Component data from apps and pages:
------------------------------

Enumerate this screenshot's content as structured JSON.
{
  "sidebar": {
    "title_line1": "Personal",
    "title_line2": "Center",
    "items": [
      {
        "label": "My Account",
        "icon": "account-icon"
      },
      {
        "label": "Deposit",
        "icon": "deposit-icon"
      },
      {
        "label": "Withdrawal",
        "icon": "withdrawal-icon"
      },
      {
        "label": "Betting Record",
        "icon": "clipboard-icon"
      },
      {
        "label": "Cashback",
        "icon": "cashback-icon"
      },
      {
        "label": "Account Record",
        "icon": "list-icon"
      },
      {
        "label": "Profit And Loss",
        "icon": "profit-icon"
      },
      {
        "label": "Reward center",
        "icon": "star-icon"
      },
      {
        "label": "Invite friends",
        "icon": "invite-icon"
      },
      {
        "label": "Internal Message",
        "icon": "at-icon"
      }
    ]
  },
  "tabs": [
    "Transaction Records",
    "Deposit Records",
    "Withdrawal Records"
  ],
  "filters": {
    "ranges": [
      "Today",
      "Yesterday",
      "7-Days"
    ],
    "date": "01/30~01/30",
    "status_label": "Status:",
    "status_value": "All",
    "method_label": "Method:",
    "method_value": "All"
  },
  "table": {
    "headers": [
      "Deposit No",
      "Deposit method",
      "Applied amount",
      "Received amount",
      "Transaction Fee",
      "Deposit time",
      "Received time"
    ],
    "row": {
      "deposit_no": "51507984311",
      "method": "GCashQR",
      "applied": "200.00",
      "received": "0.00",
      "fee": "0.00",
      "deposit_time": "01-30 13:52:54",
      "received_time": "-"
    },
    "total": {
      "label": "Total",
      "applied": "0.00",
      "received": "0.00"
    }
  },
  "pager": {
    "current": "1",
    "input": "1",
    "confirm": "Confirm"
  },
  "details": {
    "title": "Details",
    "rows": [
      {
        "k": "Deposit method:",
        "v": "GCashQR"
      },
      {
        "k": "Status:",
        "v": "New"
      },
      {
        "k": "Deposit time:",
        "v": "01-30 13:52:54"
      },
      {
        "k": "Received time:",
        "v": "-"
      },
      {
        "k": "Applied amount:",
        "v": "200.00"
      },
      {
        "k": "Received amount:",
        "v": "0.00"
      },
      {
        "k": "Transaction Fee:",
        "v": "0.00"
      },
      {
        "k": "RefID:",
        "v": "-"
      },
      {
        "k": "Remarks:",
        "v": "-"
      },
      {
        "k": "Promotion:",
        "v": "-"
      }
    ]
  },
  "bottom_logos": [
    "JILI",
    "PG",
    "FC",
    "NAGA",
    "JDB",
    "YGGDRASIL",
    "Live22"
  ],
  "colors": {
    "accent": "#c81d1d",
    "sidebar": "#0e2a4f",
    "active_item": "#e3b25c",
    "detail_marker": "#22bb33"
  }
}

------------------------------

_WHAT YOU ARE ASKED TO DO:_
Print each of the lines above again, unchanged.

_SOLUTION FOR THIS TASK:_
Enumerate this screenshot's content as structured JSON.
{
  "sidebar": {
    "title_line1": "Personal",
    "title_line2": "Center",
    "items": [
      {
        "label": "My Account",
        "icon": "account-icon"
      },
      {
        "label": "Deposit",
        "icon": "deposit-icon"
      },
      {
        "label": "Withdrawal",
        "icon": "withdrawal-icon"
      },
      {
        "label": "Betting Record",
        "icon": "clipboard-icon"
      },
      {
        "label": "Cashback",
        "icon": "cashback-icon"
      },
      {
        "label": "Account Record",
        "icon": "list-icon"
      },
      {
        "label": "Profit And Loss",
        "icon": "profit-icon"
      },
      {
        "label": "Reward center",
        "icon": "star-icon"
      },
      {
        "label": "Invite friends",
        "icon": "invite-icon"
      },
      {
        "label": "Internal Message",
        "icon": "at-icon"
      }
    ]
  },
  "tabs": [
    "Transaction Records",
    "Deposit Records",
    "Withdrawal Records"
  ],
  "filters": {
    "ranges": [
      "Today",
      "Yesterday",
      "7-Days"
    ],
    "date": "01/30~01/30",
    "status_label": "Status:",
    "status_value": "All",
    "method_label": "Method:",
    "method_value": "All"
  },
  "table": {
    "headers": [
      "Deposit No",
      "Deposit method",
      "Applied amount",
      "Received amount",
      "Transaction Fee",
      "Deposit time",
      "Received time"
    ],
    "row": {
      "deposit_no": "51507984311",
      "method": "GCashQR",
      "applied": "200.00",
      "received": "0.00",
      "fee": "0.00",
      "deposit_time": "01-30 13:52:54",
      "received_time": "-"
    },
    "total": {
      "label": "Total",
      "applied": "0.00",
      "received": "0.00"
    }
  },
  "pager": {
    "current": "1",
    "input": "1",
    "confirm": "Confirm"
  },
  "details": {
    "title": "Details",
    "rows": [
      {
        "k": "Deposit method:",
        "v": "GCashQR"
      },
      {
        "k": "Status:",
        "v": "New"
      },
      {
        "k": "Deposit time:",
        "v": "01-30 13:52:54"
      },
      {
        "k": "Received time:",
        "v": "-"
      },
      {
        "k": "Applied amount:",
        "v": "200.00"
      },
      {
        "k": "Received amount:",
        "v": "0.00"
      },
      {
        "k": "Transaction Fee:",
        "v": "0.00"
      },
      {
        "k": "RefID:",
        "v": "-"
      },
      {
        "k": "Remarks:",
        "v": "-"
      },
      {
        "k": "Promotion:",
        "v": "-"
      }
    ]
  },
  "bottom_logos": [
    "JILI",
    "PG",
    "FC",
    "NAGA",
    "JDB",
    "YGGDRASIL",
    "Live22"
  ],
  "colors": {
    "accent": "#c81d1d",
    "sidebar": "#0e2a4f",
    "active_item": "#e3b25c",
    "detail_marker": "#22bb33"
  }
}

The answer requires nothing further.